  • Took A Level In Jerk Ass: On the flip side June is slowly becoming more devious, willing to lie and scheme and adopting Chloe's Manipulative Bastard tendencies... although it could be argued that she showed a few of these traits from the beginning.
  • Trauma Conga Line: The pilot plays with it. In the span of a week, she loses her job, her apartment, and her fiancé, whom she'd apparently been dating for eleven years. Although the last event probably saved her from a far worse fate, as she's sensible enough to relate at the end of the episode.
  • Tranquilizer Dart: Chloe's weapon of choice in "A Reunion..."
  • Twofer Token Minority: James' gay black stylist, Luthor.
  • T-Word Euphemism: The show title.
  • Undercrank: "Whatever it Takes..." uses this technique to show three repetitive days in June and Chloe's life: Chloe comes in from her nights out, goes to bed, June gets up, watches TV on the couch all day, Chloe gets up, goes out, and the cycle starts again
  • Undying Loyalty: James says he only wants a girlfriend/wife that offers him conditional love based on physical appearance and other shallow matters, as he already has Luther to love him unconditionally.
  • Unflinching Walk: You don't see one in a comedy that often but the show manages to get one in. In slo-mo.
  • Unsympathetic Comedy Protagonist: Chloe, even if the focus is on June.
  • Viking Funeral: James symbolically consigns Dawson's Creek to the past this way at the end of "A Reunion..."

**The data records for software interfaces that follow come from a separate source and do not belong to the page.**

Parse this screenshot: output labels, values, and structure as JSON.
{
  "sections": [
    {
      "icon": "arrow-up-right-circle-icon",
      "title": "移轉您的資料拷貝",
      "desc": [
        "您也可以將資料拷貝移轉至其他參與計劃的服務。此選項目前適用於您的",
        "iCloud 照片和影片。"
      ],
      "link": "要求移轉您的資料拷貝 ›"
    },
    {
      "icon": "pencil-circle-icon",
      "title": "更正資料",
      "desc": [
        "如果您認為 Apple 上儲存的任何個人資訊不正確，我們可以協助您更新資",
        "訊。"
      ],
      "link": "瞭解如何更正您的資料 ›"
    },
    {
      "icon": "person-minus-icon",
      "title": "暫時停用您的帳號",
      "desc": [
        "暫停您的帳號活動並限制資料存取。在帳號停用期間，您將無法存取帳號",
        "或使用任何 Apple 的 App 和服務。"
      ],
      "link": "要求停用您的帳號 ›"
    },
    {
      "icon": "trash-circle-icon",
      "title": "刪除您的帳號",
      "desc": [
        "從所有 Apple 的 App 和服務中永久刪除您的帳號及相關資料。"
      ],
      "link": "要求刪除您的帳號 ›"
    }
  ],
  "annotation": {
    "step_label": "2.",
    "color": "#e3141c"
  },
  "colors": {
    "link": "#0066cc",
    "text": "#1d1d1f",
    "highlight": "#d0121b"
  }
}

  • Villain Protagonist: While Chloe occasionally proves herself to have some decency to her, she is generally an incredibly manipulative borderline sociopath who enjoys psychologically torturing others for fun.
  • Vitriolic Best Buds:
    • June and Chloe eventually end up as this after warming up to one another.
    • Chloe and James frequently trade insults. During their brief split, Chloe keeps trying to find someone else who can keep up with the rapid back-and-forth and is sorely disappointed when possible replacements keep coming up short.
  • Voice Clip Song: Hulu has one that the show made from various James clips.
  • White-and-Grey Morality: Discussed in episode 4. Obviously, White and Gray were respectively represented by June and Chloe.
  • Whole-Plot Reference: "A Weekend In The Hamptons...", for The Great Gatsby.
  • With Friends Like These...: Chloe can be a great friend but she is also capable of stealing all your credit cards and leaving you stuck in a Vietnamese prison.
    James: Don't be a blond guy in a Vietnamese prison, June. That's the real lesson here.
  • You're Drinking Breast Milk: How Chloe makes her breakfast Kalhua-and-cream. Apparently it makes them super smooth. June spits it back into her glass.